Source : Point of View Wallace Ford
As you are reading this the United States Supreme Court is hearing arguments on two cases involving same sex marriage. One case involves a California law which bans same sex marriage and the other which pertains the federal Defense of Marriage Act which forbids the federal government from recognizing same sex marriages that have been performed legally in the United States. And somehow the conservative point of view is that these laws should be upheld in order to defend the institution of “traditional marriage”. There is so much hypocrisy here it is hard to decide where to start.
We can start by knocking down the straw man of “traditional marriage”. In various societies, including Judeo-Christian societies, the concept of marriage has certainly evolved. Biblical figures such as Abraham, Isaac and Moses had multiple wives. Certain elements of the Church of Latter Day Saints have promoted men having several wives and the Catholic Church still considers divorce to be a mortal sin.

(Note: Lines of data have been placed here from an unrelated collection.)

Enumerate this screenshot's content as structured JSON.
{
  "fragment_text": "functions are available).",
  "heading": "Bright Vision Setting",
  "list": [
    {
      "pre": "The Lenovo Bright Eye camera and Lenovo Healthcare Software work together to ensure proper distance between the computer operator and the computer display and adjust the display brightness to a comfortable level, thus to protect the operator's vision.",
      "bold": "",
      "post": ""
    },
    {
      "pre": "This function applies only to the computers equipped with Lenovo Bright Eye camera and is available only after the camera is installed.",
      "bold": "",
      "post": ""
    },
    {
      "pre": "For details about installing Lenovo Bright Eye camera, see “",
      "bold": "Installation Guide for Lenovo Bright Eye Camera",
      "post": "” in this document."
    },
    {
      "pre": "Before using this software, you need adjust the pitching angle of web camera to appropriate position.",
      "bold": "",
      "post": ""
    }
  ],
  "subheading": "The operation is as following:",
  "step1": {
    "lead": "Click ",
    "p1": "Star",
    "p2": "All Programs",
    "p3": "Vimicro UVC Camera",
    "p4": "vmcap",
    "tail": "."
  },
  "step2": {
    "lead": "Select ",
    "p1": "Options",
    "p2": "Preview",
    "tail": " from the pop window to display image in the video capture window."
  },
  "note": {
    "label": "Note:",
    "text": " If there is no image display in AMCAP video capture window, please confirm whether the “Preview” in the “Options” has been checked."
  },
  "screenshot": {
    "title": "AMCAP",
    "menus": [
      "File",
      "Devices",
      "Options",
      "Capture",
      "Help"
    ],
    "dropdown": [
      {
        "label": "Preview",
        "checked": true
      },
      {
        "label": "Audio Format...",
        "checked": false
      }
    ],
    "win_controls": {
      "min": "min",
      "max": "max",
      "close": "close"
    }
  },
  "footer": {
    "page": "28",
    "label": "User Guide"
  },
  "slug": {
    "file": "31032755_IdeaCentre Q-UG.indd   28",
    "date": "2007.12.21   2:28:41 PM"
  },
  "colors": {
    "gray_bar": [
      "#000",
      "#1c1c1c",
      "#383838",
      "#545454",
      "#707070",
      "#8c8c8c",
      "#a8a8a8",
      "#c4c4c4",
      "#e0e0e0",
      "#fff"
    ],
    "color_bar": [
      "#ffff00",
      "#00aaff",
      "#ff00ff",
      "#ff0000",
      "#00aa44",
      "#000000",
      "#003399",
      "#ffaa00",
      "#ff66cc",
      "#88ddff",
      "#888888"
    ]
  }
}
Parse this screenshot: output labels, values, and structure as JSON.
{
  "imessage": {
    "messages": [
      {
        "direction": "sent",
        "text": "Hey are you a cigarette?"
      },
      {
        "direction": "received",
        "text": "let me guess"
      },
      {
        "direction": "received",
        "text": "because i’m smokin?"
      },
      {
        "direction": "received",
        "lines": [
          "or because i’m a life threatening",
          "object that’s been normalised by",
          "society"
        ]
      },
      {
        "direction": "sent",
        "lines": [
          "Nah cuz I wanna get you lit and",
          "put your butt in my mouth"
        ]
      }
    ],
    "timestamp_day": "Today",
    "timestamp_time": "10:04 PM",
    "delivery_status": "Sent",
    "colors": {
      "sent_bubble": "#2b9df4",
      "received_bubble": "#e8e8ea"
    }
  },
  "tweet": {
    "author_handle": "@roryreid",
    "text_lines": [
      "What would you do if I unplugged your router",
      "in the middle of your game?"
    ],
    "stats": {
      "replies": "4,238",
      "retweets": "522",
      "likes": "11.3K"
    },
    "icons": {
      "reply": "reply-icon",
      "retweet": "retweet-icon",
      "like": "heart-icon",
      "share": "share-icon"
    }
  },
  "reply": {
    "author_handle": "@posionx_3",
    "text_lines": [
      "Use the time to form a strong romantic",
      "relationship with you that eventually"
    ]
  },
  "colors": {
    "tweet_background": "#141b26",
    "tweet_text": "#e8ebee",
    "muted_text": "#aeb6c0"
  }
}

Despite these historical precedents and present day realities, a prevailing societal vision has virtually outlawed multiple wives while accepting and codifying divorce. There are Mormons and Catholics who would vigorously disagree with this legal structure and would argue that, in the moral universe multiple wives or the banning of divorce are the right.
Somehow this prevailing societal vision slips and slides all over the moral landscape banning multiple wives, approving divorce and, in this current matter arguing that a legal and binding marriage can only be between a man and a woman. And the first question that has to be asked is how government can impose such a determination on the extremely intimate and private lives of citizens?
It can be reasonably argued that marriage is an expression of love and commitment between two people that provides the married couple with a range of obligations, benefits and governmental recognition. Property rights, insurance coverage, adoption and custody of children, spousal support obligations and inheritance protocols are all affected by marriage status.
It would seem to be a matter of elementary fairness to permit two people to make that commitment and accept those obligations if they choose to do so. To condition that commitment on the basis of gender makes as much sense as conditioning that commitment on the basis of race. And indeed, less than half a century ago there were laws in this country that prohibited interracial marriage, laws that are now properly in the trash heap of history. It is certainly true that laws against same sex marriage are also headed to that trash heap.
But the issue of conservative hypocrisy slithers into the discussion because several states have now legalized same sex marriage. Article 10 of the United States Constitution clearly states that powers not granted to the federal government by the states belong to the states.
Since the ratification of the Constitution in 1789 states have not granted to the federal government the power to determine qualifications or standards for marriage. As a result there are no national standards for marriage and the rules for getting married vary state by state. In Alabama a fifteen year old can get married, in New York that cannot happen. But the state of New York will recognize an Alabama marriage in its courts.
In New York two women can get married. But currently the state of Alabama is arguing that it should not be required to recognize such a marriage. And the right wing of the right wing of the conservative party wrap themselves in the Constitution and worship every word and phrase in that document trample over the principle of state’s rights when it suits their agenda of imposing their presumed moral superiority on others.
That the conservative wing of political policy discourse in this country would wish to use the apparatus of the federal government to override the decisions of individual states with respect to standards for marriage is hypocrisy to the extreme. Because these are the same conservatives who argue against the federal government being involved in everything from health care to civil rights but do not see the absurdity of their desire to federally legislate who people can love.
We will all be awaiting the SCOTUS decision in June of this year. We can only hope that the ScaliaRobertsThomasAlito right wing cabal will follow their own philosophy and do the right thing.